Black Sea Coast - the Historical and Cultural Spots

The splendour of the Bulgarian Black Sea Coast has more than one dimension. Apart from the beaches, the clean water, the nice weather and all the sea-related attractions some of the resorts have also managed to preserve a huge chunk of the country’s rich past. Let’s take a stroll through Nesebar and Sozopol.

The town of Nesebar is located about 30 km north of Burgas and is one of the most prominent seaside resorts in Bulgaria. What makes it really special though isn’t the beach or the sea but the Old Town which is situated on a rocky peninsula connected to the mainland by a narrow strip of land. Its nice Wooden Windmill welcomes tourists at the entrance while its cobblestone alleys show them around myriads of Thracian, Ancient Greek, Roman, Byzantine, Medieval Bulgarian and Ottoman landmarks and monuments. And if they are not impressed by all that, the town’s churches ought to do the job. Local people love telling the joke that Nesebar is perhaps the only place on Earth where each citizen has a church of his own. Although this statement may sound a bit over the top it isn’t that far from the truth. The town has a stunning total of 40 churches, the most famous of which are: the 14th century Church of Christ Pantocrator, the 11th century Church of John the Baptist, the 5th century Church of St. Sofia, etc. Nesebar was included in UNESCO’s world heritage list in 1983.
The evenings in Nesebar are perfect for casual strolls and the taverns and neat little restaurants are great for romantic dinners. They are scattered around the entire Old Town and some of them offer magnificent views of the moonlit sea. And as for the new town… let’s just say that it’s got the whole array of modern-life conveniences, luxurious hotels, entertainment venues and spacious beaches that allows for the pleasant stay of even the most hard-to-please tourists. New Nesebar has almost merged with Ravda, a fast-growing coastal village with many hotels and guest houses.  

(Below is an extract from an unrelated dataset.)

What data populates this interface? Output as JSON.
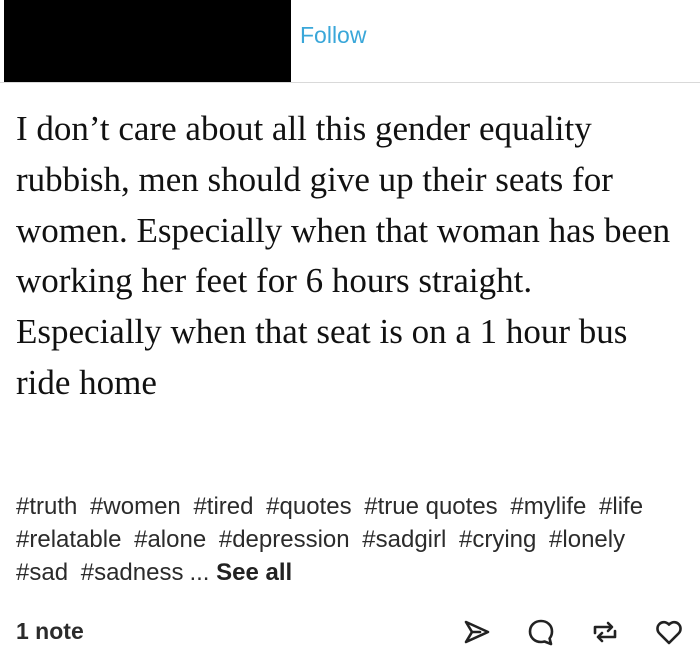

Sozopol lies in the southern part of the region, some 40 km south of Burgas. Many people visit it because they are attracted by the discotheques, night clubs and modern hotels of the new town. Still more people go there led by the strong desire to witness the historical beauty of the Old Town. It has a lot to offer, indeed. Historians claim that the first people to settle this area came at the end of the fifth century BC. Since then many different cultures have ruled across these lands, all of them leaving invaluable evidence for their prominence and achievements. The archaeological exhibits displayed at the history museum provide detailed account of the Antiquity period of the town. The fortification wall that runs along the seafront dates back to the Middle Ages and tells the story of the Second Bulgarian State. Most houses in the Old Town are cultural monuments and represent the architectural style characteristic of the Bulgarian Revival Period of the 19th century. Its churches preserve the good Christian traditions but one of them in particular keeps something more than that. The Church of St. Cyril and St. Methodius in Sozopol is the only temple in the world where tourists will be able to see the relics of John the Baptist. The tours around the Old Town usually end in one of the many taverns on the territory of the resort where one can kick back with a glass of wine and taste the best traditional Bulgarian meals.
The town of Balchik up north is yet another pearl in the crown of the Bulgarian seaside that is worth visiting by those who wish to further expand their knowledge on local culture. Its hilly streets offer some of the most impressive panoramic views of the blue sea and all of them lead in one direction – the palace. The Palace of Queen Marie of Romania in Balchik is one of the most visited sights in the entire northern half of the coast. The complex includes several residential buildings, a couple of religious temples and the most beautiful botanical garden in the country.
The special thing about the palace is its truly remarkable style which can simply be defined as an architectural hotchpotch of traditional Christian and Muslim ornaments. It used to symbolise the queen’s strong faith in Baha’I, a Persian religion according to which all mankind should be united spiritually. Although not part of the original design of the palace, the botanical garden built on its territory in 1940 has become an inseparable part of it and is probably its biggest highlight. It stretches out on an area of around 15 acres and is home to nearly 3000 plant species, some of which really exotic. 
Photos by: E.Bliznashka, M.Dimitrova